Friday, May 14, 2010
This famous and magnificent lighthouse is located near the ferry-boat terminal in Genoa, capital of the region of Liguria. La Lanterna (as it is known) is the symbol of Genoa and the arms of the city are painted on the sides of the lower stage. It is a 77 m (253 ft) two-stage square cylindrical stone tower with lantern and two galleries, one at the top of each stage. Built on a rock of 40 metres of height, the top of the Lanterna stands therefore at 117 metres above the sea level. Its light is visible from more than 50 kilometres away. The lighthouse, as we see it today, was built in 1543; it is believed that the original lighthouse (which was nearly as tall) stood on this site as early as 1128 (another source says 1161), and a lamp fueled by olive oil was installed in 1326.
The lighthouse was restored by the Provincia di Genova between 1995 and 2004. Visitors are allowed to climb 172 steps to the first gallery, which is 36 m (118 ft) above the foot of the tower and 76 m (249 ft) above the water. A museum has been built nearby in part of the Savoy fortifications that surround the tower. Here it is possible to see lamps, lenses and other lighthouse-related objects.

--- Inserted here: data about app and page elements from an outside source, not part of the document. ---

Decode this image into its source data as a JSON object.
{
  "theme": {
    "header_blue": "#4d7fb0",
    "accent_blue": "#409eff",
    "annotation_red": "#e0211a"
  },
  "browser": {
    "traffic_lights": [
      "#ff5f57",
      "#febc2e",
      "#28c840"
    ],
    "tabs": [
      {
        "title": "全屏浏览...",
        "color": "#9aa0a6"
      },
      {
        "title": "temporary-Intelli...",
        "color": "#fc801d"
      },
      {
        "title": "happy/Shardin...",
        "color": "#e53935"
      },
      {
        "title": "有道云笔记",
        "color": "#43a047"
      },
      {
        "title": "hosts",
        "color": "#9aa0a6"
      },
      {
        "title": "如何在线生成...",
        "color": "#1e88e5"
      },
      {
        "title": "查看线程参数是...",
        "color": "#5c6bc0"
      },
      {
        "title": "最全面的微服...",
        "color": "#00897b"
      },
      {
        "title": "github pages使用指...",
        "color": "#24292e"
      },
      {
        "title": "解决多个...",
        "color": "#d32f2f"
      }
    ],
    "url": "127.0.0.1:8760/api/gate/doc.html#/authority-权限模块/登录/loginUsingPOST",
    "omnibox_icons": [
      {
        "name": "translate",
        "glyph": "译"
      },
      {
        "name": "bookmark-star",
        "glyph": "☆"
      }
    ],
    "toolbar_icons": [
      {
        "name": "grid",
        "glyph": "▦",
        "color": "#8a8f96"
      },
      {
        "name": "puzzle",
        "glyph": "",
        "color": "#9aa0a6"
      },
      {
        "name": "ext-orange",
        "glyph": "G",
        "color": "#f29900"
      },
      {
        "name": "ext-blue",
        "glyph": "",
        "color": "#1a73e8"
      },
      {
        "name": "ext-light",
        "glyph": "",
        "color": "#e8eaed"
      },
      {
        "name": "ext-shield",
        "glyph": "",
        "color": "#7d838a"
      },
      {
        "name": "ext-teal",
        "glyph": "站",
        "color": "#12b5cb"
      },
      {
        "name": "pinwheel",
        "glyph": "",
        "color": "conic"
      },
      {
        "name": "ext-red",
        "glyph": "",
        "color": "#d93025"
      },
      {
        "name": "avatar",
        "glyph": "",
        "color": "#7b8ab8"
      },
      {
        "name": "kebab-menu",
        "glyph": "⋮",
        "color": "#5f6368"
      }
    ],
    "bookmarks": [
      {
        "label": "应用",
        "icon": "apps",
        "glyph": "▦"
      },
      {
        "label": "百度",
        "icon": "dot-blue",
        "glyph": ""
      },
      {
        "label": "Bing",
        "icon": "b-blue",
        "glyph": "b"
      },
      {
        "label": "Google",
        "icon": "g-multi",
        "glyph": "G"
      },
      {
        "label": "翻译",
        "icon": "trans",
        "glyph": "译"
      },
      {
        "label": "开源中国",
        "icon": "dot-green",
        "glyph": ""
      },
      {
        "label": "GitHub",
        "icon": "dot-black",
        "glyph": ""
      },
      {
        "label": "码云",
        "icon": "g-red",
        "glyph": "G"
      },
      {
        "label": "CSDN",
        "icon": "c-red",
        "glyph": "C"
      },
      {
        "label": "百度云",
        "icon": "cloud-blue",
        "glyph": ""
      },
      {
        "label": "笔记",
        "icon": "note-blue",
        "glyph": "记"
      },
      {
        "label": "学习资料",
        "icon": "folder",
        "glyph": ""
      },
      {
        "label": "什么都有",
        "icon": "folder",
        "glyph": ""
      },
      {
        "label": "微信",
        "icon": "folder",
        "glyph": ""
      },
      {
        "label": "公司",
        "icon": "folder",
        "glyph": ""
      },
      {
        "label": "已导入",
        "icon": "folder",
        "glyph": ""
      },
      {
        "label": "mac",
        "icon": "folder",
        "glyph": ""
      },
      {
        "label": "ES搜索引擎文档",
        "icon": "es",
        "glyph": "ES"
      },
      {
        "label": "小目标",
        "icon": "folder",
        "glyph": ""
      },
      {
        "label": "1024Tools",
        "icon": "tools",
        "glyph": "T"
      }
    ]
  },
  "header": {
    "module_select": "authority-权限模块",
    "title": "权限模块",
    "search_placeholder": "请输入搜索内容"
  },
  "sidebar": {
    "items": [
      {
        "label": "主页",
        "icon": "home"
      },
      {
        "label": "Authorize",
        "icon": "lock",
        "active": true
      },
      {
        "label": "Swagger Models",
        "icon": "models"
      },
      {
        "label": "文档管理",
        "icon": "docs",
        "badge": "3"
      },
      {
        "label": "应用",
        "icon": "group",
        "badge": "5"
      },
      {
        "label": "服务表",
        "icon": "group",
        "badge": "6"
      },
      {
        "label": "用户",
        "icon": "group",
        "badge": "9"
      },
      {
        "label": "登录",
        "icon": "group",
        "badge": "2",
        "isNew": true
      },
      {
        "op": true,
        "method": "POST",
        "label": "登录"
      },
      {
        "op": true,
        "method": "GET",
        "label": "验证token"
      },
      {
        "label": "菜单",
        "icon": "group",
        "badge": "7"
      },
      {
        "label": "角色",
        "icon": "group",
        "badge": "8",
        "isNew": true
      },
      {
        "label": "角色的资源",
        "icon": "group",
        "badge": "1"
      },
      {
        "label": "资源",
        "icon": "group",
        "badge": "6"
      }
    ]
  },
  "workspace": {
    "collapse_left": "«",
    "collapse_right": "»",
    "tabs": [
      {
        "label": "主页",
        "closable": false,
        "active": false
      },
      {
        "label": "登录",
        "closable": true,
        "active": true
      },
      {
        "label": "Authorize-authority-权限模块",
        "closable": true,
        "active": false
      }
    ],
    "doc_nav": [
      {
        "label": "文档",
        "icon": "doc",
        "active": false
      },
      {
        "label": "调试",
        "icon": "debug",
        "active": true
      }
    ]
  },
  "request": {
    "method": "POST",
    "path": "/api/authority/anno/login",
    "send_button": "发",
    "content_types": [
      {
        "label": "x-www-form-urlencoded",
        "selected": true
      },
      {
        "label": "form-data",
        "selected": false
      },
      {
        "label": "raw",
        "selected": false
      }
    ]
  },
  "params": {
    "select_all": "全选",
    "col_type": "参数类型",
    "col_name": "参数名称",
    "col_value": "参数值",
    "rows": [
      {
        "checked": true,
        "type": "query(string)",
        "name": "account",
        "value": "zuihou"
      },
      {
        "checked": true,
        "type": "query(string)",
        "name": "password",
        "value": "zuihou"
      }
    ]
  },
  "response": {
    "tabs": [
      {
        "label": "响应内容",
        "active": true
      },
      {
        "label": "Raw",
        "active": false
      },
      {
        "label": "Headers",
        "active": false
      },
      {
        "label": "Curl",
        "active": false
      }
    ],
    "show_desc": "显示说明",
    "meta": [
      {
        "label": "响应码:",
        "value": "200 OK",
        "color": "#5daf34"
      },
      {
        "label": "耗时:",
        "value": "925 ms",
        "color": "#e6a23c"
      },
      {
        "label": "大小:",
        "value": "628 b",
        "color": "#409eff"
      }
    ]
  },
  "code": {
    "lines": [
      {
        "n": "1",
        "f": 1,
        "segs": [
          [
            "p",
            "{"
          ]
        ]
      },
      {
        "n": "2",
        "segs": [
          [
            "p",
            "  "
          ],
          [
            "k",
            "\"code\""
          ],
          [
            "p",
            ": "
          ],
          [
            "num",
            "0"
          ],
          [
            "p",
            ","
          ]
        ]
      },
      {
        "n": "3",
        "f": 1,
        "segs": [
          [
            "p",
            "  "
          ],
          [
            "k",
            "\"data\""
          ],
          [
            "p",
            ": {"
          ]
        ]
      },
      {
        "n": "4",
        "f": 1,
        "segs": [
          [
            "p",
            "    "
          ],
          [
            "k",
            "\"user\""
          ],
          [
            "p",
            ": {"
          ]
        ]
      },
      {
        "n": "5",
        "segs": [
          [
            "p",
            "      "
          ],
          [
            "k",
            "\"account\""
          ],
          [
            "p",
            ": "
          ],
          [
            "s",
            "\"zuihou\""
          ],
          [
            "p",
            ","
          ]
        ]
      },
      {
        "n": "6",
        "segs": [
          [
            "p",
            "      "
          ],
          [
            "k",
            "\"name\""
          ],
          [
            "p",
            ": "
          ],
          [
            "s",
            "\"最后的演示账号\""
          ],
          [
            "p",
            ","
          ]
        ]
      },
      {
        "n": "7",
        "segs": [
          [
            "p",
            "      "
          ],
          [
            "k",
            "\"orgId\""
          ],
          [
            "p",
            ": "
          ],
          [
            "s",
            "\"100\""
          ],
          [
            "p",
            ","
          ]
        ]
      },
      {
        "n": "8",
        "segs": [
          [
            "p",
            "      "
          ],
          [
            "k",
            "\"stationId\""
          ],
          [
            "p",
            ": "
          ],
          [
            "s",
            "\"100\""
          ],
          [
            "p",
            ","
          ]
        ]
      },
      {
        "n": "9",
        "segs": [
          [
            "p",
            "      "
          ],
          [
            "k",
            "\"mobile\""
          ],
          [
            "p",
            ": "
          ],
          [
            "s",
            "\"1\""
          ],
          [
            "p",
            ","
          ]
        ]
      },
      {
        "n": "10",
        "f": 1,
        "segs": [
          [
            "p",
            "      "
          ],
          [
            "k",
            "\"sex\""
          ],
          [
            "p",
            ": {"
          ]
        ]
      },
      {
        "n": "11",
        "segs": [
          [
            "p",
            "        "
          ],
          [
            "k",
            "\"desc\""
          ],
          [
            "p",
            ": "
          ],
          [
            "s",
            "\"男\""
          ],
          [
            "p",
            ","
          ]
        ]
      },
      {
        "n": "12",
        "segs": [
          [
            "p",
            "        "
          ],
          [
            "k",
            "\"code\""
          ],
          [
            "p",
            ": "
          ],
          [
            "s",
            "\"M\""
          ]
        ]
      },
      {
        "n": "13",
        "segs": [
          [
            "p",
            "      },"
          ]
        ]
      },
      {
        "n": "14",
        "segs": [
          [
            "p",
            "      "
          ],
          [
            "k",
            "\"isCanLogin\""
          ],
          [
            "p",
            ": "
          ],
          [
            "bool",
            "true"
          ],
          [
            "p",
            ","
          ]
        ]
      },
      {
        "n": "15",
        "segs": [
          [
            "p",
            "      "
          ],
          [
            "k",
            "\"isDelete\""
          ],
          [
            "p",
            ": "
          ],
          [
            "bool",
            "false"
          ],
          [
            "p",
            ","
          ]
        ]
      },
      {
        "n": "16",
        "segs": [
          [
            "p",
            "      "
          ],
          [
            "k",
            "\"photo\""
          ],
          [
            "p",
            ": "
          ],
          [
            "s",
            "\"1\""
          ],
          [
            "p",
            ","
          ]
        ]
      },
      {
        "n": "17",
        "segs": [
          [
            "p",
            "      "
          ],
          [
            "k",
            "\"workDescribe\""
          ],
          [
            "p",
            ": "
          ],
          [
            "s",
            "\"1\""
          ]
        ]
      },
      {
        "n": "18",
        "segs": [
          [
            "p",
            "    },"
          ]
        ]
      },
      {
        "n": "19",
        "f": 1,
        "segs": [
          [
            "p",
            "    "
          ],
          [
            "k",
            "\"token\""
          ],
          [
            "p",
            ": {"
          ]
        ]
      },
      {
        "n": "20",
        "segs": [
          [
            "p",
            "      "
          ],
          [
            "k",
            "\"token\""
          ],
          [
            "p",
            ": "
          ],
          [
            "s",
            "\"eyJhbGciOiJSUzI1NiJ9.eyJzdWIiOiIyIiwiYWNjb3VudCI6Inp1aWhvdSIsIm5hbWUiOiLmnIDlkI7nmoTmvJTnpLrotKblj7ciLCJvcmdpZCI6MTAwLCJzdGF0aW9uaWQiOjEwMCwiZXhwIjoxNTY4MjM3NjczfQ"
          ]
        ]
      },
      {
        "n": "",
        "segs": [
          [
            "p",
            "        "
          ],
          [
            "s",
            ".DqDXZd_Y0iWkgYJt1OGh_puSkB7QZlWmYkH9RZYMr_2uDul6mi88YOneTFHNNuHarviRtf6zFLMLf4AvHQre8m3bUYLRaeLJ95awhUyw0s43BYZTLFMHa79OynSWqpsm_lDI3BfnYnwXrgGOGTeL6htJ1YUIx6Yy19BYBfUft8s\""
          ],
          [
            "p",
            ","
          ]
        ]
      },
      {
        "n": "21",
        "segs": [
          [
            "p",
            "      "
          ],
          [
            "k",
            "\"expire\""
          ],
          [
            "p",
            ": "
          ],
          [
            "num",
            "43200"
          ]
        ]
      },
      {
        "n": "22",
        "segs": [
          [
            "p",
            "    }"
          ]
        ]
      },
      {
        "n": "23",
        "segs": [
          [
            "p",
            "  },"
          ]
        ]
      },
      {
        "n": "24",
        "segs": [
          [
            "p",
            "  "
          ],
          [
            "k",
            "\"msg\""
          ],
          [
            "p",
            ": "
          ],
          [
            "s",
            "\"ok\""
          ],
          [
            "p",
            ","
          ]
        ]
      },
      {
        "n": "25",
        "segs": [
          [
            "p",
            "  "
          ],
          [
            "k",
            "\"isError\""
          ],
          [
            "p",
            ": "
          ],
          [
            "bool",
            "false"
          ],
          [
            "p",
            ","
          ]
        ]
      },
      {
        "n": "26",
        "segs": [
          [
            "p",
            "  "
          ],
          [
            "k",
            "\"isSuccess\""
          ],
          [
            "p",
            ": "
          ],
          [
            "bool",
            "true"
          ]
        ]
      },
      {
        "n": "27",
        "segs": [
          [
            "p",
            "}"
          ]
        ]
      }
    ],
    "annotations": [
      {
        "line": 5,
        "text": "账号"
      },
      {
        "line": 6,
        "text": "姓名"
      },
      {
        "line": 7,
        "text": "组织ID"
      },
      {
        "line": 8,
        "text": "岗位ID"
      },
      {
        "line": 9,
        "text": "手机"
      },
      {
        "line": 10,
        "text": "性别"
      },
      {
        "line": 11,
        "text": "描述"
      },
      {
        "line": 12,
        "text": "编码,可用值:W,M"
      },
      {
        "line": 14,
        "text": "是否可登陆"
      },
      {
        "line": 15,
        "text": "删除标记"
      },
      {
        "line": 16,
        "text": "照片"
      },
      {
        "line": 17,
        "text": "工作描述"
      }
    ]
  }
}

The Mangiabarche Lighthouse is located in the Mediterranean Sea near the southwestern coast of Sardinia. It is located off the northwest point of the Isola di Sant'Antioco, marking the 2.4 km (1.5 mi) wide channel between that island and the Isola di San Pietro. It was built in 1935 on a rock whose Italian name is Mangiabarche meaning in English "Boat Eater". The 11 m (36 ft) round stone tower warn of the nearly invisible shoals in the channel.